After careful consideration of the Act, it is our opinion that section 2-7(6)(c) directly relates to and effectuates the purpose of the Act. We concur with defendant that the Act's purpose and intent is two-fold: to serve the needs of the minor and to protect the interests of the community. Inherent in this purpose is the necessity for the court to balance these two interests when arriving at a fair determination. The Act does not mandate that once a juvenile is charged with murder, aggravated criminal sexual assault, or armed robbery with a firearm he must be sentenced, regardless of the actual conviction, as an adult under the criminal laws. Such a mandate would clearly conflict with the purpose of the Act. Instead, the Act specifically provides that when a juvenile is convicted of an offense other than those enumerated in section 2-7(6)(a), the court, in its discretion, may determine whether the defendant should be sentenced as an adult or as a juvenile. Thus, the court is given the opportunity to balance the interests of the community and the minor in reaching a sentencing determination. Further, as previously discussed, the Act provides a specific guideline for the court to follow in making that determination. In our view, these provisions are consistent with the purpose and policy of the Act.

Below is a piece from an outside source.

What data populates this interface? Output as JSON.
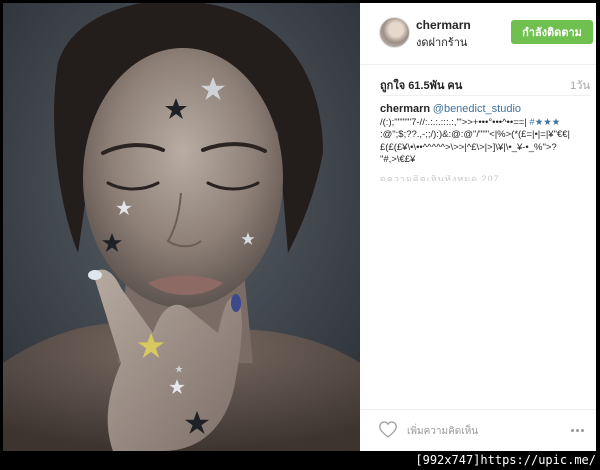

• 10 With respect to defendant's assertion that section 2-7(6) was not reasonably designed to remedy the evil of an increase in violent, premeditated juvenile crime, we find the plain language of the Act contradicts this assertion. Section 2-7(6)(a) provides that minors at least 15 years old who are charged with either murder, aggravated criminal sexual assault or armed robbery with a firearm shall be tried as an adult under the criminal laws. As stated by the Illinois Supreme Court in People v. J.S. (1984), 103 Ill.2d 395, 469 N.E.2d 1090, these four crimes present the greatest danger to the community because of their violent nature and frequency of occurrence. (103 Ill.2d 395, 404, 469 N.E.2d 1090.) As a result, the J.S. court concluded that section 2-7(6) was rationally based on the age of the offender and threat posed by the offenses. Although the J.S. court's analysis addressed alleged violations of the Federal Constitution, we find the rationale equally applicable to the State Constitution argument raised by defendant and conclude that the plain language of the Act renders it directly applicable to providing a remedy for violent crimes perpetrated by juveniles. Further, section 2-7(6)(c) provides the necessary due process protections to the juvenile in the event he is convicted of an offense not enumerated in the Act.
Finally, defendant contends that the trial court erred in not applying the discretionary pre-adjudication transfer standards of section 2-7(3)(a) of the Act in deciding whether to sentence him under the criminal laws or juvenile laws. This issue has been fully discussed with respect to defendant's contention that section 2-7(6)(c) of the Act violated his constitutional rights of due process and equal protection. As previously stated, upon review of the record, we conclude that the court had properly applied the pre-adjudication transfer standards of section 2-7(3)(a) of the Act.
For the reasons set forth above, the judgment of the circuit court of Cook County is affirmed.
BUCKLEY, P.J., and O'CONNOR, J., concur.
© 2002 VersusLaw Inc.